- Extracted data entries:
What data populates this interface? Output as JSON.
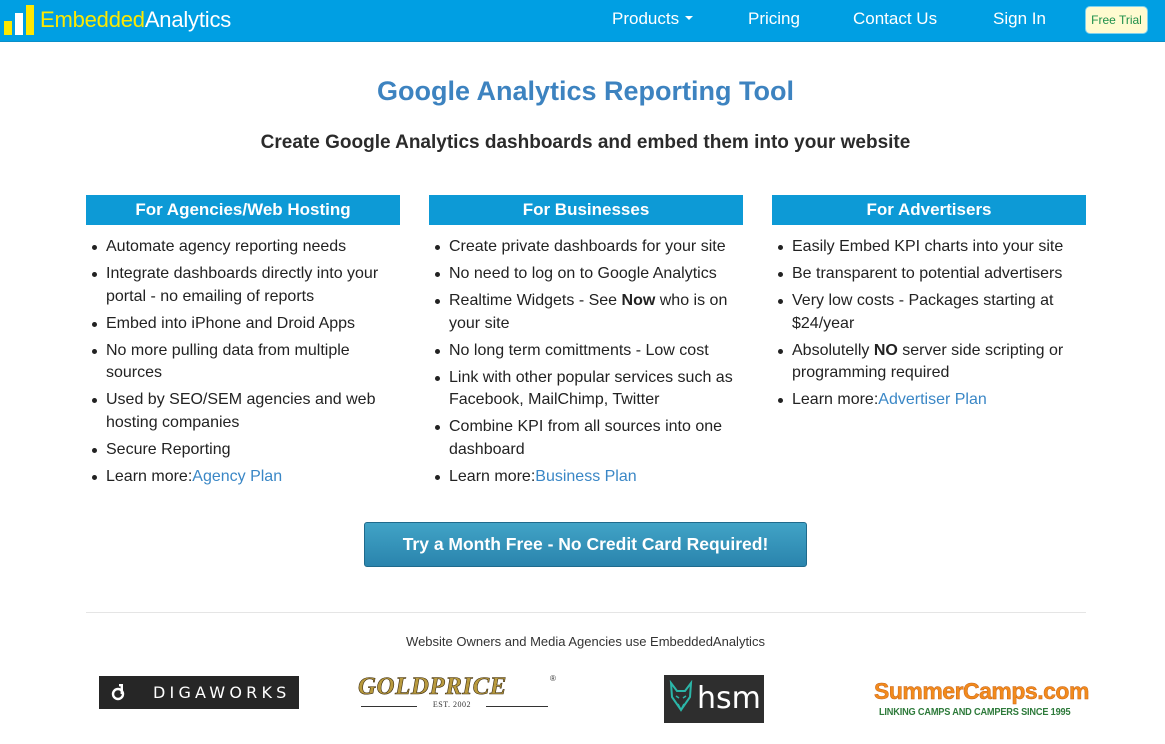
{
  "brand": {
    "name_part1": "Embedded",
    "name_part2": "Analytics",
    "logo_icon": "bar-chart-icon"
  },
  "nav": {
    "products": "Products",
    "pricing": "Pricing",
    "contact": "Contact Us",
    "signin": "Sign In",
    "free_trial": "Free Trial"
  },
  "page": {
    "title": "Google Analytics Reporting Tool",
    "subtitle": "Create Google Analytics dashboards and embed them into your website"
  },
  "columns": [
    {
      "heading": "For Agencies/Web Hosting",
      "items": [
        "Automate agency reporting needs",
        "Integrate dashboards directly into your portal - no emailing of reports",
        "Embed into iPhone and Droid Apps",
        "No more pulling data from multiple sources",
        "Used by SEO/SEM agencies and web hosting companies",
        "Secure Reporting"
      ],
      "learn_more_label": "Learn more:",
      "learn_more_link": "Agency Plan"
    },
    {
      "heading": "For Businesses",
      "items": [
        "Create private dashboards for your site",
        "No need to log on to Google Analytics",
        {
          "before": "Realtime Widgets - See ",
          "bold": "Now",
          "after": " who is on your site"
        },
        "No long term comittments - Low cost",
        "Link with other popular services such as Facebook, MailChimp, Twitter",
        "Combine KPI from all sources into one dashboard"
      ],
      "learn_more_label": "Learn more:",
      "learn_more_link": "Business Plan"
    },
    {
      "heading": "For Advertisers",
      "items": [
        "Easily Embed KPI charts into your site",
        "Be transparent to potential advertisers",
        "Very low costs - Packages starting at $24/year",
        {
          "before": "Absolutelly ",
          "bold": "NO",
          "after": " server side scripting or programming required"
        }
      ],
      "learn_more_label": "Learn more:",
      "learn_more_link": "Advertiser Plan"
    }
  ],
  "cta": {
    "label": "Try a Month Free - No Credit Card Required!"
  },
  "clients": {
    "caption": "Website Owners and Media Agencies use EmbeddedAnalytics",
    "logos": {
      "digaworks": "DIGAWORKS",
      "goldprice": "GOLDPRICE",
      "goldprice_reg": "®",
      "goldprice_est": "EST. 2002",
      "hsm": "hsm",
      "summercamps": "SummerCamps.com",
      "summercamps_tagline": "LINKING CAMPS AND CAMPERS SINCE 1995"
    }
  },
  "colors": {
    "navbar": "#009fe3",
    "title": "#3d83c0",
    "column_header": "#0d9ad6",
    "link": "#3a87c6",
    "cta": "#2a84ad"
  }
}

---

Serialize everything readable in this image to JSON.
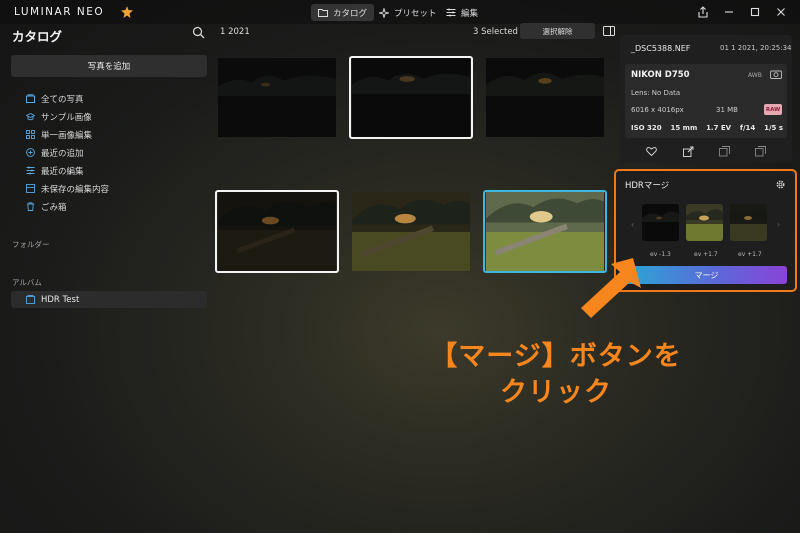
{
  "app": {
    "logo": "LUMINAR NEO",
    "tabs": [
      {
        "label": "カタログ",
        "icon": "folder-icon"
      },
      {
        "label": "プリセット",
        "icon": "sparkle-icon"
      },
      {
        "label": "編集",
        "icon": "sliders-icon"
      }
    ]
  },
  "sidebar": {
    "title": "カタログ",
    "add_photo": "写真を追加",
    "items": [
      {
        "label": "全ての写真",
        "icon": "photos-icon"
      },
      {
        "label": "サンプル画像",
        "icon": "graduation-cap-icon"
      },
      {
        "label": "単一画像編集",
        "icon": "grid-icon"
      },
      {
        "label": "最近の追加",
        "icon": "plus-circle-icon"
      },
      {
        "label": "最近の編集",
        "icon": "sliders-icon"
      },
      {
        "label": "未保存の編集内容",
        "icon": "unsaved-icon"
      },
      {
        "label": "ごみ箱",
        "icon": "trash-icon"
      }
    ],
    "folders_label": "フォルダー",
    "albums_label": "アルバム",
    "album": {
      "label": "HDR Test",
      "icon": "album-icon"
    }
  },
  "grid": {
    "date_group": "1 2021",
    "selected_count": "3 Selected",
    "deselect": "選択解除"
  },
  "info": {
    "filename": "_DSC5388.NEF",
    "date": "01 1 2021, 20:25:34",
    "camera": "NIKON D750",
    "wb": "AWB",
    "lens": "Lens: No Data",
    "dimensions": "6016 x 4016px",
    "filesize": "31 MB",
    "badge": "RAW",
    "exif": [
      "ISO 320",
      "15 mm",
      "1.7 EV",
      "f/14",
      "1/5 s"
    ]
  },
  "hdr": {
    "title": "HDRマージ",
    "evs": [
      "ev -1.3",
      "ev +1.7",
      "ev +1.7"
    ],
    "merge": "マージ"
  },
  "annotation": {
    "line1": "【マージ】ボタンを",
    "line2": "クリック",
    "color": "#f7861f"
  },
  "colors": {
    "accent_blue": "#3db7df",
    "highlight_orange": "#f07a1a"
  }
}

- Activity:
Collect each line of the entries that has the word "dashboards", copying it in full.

- Answer to the exercise:
    "subtitle": "Create Google Analytics dashboards and embed them into your website"
        "Integrate dashboards directly into your portal - no emailing of reports",
        "Create private dashboards for your site",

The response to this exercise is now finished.